More impressively, however, is the fact that the action always has weight to it. A problem in many animated action shows, but especially computer-generated ones, is that the action can feel weightless and devoid of impact. That is definitely not the case with Primal, which grants heft to every punch, and earns a visceral reaction from every broken bone and torn muscle. The storyboards give extra attention to making sure every muscle in the characters' bodies moves in a way that supports their weight, and the creatures on the receiving end of the punches and bites move with the impact of a bite from a 15,000-pound T-Rex. This is aided by exquisite, crunching sound design that makes the pained grunts, the bone breaks, the ripped flesh, and ground-shaking roars engross you in a way no movie featuring dinosaurs has managed to do since the T-Rex tore through the original Jurassic Park.
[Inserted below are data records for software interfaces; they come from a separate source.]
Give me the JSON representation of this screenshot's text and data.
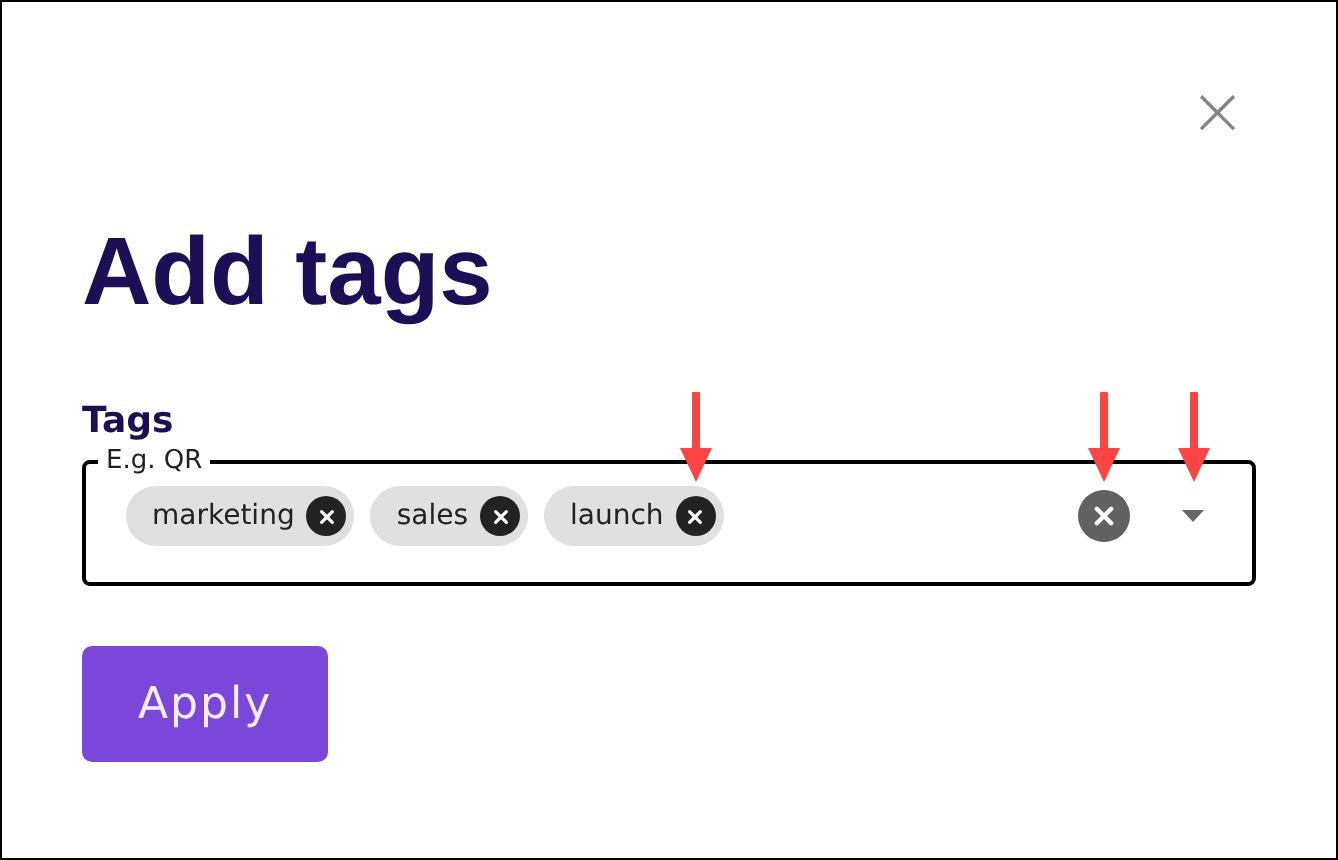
{
  "dialog": {
    "close": "×",
    "title": "Add tags"
  },
  "field": {
    "label": "Tags",
    "placeholder": "E.g. QR",
    "tags": [
      {
        "label": "marketing"
      },
      {
        "label": "sales"
      },
      {
        "label": "launch"
      }
    ]
  },
  "annotation_arrows": [
    {
      "kind": "last_tag_remove"
    },
    {
      "kind": "clear"
    },
    {
      "kind": "dropdown"
    }
  ],
  "apply": "Apply"
}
Plus, the action is not there for action's sake, but to further explore the savagery of the world and the toll it takes on Spear and Fang. They would rather do literally anything other than fight, but this is what the world pushes them to, and the show makes it a point to showcase the sadness in their eyes at having lost any semblance of a normal life. Primal manages to accomplish this without any lines of dialogue. That isn’t new for this series, but what is new this season is a sense of being out of time, with Spear and Fang encountering more advanced civilizations than they could have dreamt of, which expands the Conan the Barbarian-inspired pulpy world in fascinating ways. Most importantly, it uses these encounters with more advanced creatures to illustrate Fang and Spear’s realization that there is no place for them in a world that is slowly outgrowing savagery. They can't find peaceful happiness or achieve a sedentary life, and that dawning truth is devastating.
Tartakovsky has tested the limitations of what 2D TV animation can do for over 20 years, but Primal shows that he is not done yet, pushing boundaries of genre, of animation, and of storytelling. The director and animator still has plenty of tricks up his sleeve, and our TVs are much better for it.
Primal Season 2 is watching maestro Genndy Tartakovsky play with every technique and trick animation has to offer, pushing boundaries of what 2D animation can do on TV. The two-episode premiere continues to be a showcase for exquisite animation and sound design, with brutal action scenes. This season adds an overarching story that expands on the world of the show in fascinating anachronistic ways that still deepen the arc of its characters, all without dialogue.